Data shows that nearly 80 percent of collisions with large trucks are caused by drivers of passenger vehicles. Part of the reason for this is that many drivers never learned how to safely share the road with these big rigs.
Read on to learn how you can improve highway safety by becoming aware of the dangers truck drivers face on the road every day.
Give the truck drivers enough space to maneuver
Tailgating big rigs is extremely dangerous. A quick stop can cause a passenger car to underride the rear trailer. Such accidents frequently cause catastrophic non-survivable injuries to drivers and front seat passengers.

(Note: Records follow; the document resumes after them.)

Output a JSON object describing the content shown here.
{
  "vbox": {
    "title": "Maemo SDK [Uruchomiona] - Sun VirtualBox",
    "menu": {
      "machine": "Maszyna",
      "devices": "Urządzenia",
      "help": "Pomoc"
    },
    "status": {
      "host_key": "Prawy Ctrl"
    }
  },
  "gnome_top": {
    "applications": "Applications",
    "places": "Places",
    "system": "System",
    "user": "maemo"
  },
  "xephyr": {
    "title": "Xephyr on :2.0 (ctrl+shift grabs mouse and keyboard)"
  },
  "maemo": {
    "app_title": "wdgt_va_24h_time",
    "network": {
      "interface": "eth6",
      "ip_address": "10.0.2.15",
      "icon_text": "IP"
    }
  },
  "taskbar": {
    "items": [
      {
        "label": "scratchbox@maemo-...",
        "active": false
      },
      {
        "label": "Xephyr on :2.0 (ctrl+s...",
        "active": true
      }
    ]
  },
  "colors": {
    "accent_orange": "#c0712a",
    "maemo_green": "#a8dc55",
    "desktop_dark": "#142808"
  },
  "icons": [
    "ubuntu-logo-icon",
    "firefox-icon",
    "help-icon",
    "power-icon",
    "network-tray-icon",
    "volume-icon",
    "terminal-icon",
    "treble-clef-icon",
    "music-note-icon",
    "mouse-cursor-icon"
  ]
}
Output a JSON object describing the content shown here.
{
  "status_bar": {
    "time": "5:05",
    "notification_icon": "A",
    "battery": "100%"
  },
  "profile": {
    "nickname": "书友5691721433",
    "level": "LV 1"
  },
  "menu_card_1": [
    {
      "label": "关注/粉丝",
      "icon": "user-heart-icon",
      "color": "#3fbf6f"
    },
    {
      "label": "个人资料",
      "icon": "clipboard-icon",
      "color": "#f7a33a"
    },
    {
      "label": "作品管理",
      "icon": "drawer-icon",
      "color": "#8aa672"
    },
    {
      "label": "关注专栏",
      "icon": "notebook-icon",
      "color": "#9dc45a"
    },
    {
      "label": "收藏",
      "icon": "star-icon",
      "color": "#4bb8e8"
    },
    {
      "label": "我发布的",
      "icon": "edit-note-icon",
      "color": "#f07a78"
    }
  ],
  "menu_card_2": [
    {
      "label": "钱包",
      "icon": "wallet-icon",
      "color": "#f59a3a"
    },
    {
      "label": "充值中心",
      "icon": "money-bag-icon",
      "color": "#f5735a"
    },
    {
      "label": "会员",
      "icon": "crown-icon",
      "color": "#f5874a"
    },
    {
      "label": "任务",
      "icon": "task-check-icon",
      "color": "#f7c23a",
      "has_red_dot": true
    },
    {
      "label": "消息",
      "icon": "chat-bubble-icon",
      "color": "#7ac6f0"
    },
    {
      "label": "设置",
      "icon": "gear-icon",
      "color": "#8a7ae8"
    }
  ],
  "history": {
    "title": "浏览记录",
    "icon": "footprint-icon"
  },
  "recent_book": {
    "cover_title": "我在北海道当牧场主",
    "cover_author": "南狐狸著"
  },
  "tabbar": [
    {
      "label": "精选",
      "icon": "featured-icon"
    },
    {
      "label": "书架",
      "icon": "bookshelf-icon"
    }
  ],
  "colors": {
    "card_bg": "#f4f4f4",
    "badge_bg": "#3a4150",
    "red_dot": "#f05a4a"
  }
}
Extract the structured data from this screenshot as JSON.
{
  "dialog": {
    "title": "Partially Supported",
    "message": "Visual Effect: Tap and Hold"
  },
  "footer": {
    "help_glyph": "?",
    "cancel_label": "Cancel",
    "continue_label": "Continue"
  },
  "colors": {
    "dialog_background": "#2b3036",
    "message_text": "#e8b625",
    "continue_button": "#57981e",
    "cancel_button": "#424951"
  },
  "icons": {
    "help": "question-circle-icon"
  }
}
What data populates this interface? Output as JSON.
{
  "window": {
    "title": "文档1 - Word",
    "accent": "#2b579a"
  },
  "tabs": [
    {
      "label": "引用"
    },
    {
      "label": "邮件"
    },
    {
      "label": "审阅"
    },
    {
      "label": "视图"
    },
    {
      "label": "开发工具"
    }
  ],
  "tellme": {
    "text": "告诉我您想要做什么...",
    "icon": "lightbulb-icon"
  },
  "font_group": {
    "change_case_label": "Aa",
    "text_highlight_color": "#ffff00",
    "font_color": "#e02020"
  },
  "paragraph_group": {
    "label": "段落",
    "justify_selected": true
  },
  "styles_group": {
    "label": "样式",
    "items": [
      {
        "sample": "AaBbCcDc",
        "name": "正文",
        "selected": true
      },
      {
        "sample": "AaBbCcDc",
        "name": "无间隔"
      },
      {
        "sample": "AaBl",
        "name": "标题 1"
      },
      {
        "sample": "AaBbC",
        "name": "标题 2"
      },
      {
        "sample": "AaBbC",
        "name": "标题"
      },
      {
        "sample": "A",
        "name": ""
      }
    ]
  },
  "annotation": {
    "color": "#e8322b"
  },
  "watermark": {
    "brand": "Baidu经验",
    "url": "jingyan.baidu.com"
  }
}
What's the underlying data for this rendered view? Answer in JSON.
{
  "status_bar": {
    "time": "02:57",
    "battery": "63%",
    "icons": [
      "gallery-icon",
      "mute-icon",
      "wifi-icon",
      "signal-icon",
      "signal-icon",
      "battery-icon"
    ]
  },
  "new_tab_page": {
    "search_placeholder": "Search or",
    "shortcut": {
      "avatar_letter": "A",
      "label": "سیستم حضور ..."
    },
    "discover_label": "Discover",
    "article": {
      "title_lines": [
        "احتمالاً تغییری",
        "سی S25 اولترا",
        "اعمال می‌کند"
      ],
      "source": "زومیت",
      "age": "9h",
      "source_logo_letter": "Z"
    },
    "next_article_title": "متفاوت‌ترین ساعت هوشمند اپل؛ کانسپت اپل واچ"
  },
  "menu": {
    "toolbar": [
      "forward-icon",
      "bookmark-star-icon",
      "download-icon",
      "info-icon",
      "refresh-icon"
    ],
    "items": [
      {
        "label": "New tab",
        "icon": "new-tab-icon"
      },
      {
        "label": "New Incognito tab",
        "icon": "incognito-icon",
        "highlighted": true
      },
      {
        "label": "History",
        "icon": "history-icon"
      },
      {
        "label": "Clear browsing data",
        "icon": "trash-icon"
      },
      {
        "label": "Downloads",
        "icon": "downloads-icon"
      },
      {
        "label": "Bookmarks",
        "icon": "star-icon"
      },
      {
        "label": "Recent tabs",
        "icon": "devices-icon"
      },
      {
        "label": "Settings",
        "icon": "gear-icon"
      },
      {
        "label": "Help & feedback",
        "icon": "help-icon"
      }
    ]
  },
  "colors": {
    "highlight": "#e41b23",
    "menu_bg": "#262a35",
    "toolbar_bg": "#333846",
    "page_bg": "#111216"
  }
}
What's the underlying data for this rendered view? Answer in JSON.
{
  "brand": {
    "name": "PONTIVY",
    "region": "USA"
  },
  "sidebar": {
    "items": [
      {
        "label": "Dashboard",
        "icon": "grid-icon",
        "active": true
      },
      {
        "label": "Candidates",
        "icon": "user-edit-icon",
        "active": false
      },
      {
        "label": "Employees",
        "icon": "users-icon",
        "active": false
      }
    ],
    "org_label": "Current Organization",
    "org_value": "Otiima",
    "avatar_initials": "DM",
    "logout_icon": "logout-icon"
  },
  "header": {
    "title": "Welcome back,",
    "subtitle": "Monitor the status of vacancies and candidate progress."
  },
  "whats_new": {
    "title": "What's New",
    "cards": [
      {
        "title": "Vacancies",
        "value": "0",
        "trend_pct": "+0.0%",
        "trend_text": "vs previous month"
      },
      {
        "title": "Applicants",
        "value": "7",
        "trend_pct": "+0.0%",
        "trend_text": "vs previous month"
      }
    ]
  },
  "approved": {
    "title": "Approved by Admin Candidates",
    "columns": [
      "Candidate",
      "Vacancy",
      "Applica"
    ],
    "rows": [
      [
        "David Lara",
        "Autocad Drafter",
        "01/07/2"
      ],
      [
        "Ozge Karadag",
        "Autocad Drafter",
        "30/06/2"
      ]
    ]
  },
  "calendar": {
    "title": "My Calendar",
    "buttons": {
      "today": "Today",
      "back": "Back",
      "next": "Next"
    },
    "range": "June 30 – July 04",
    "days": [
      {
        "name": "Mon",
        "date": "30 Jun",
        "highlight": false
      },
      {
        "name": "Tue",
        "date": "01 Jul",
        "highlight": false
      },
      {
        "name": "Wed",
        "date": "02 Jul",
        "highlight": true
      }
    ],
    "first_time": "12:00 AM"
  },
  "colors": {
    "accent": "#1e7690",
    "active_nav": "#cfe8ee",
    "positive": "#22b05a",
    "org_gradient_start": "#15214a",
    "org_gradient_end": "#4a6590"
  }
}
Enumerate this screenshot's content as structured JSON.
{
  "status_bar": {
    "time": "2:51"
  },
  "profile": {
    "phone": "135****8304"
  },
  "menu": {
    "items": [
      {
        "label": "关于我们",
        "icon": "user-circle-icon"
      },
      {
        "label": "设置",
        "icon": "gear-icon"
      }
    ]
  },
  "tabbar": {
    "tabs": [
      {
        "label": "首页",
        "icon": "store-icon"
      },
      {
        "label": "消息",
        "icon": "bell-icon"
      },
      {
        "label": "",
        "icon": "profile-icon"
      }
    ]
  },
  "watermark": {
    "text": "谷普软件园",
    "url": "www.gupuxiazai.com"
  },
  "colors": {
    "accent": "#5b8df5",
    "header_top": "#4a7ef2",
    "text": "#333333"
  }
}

Tailgating drivers also are at risk of serious injuries and death from debris from tire blowouts on the highway. Big rig tires have 110 pounds per square inch of air. Vehicles near a truck tire blowout could have their windows shattered from the concussion from the exploding tire.
Mirrors show distorted distances
Every driver has read the warning printed on their side mirrors stating that “objects in the mirror may be closer than they appear.” This optical illusion can make drivers think they have allowed enough clearance to merge back into their lane after passing when in fact they have not.
Drivers who cut off big rigs cause the truckers to slam on their brakes. This, in turn, can cause the truck drivers to lose control and strike other vehicles.
Be safe. Make sure you don’t merge until you see the highway pavement in the side mirrors.
Avoid truckers’ blind spots
Semitrucks have multiple blind spots on each side of the trailer and just behind and in front of the truck. One way to tell if you are in a big rig’s blind spot is to check and see if the mirrors on the cab are in view.
No? Assume you are in a blind spot and invisible to the truck driver. Move out of these “no-go zones” as quickly as possible.
Signal your intentions
This is so basic, but drivers ignore their turn signals daily. Truckers are not mind-readers. Drivers about to merge, turn or switch lanes should flip the appropriate signal approximately a quarter of a mile from their exit and 50′ before turning.
These tips can help drivers avoid deadly collisions with large trucks they encounter on the highway.
Source: Women in Trucking, “Sharing the Road with Semi-Trucks,” Sandy Long, accessed Aug. 25, 2017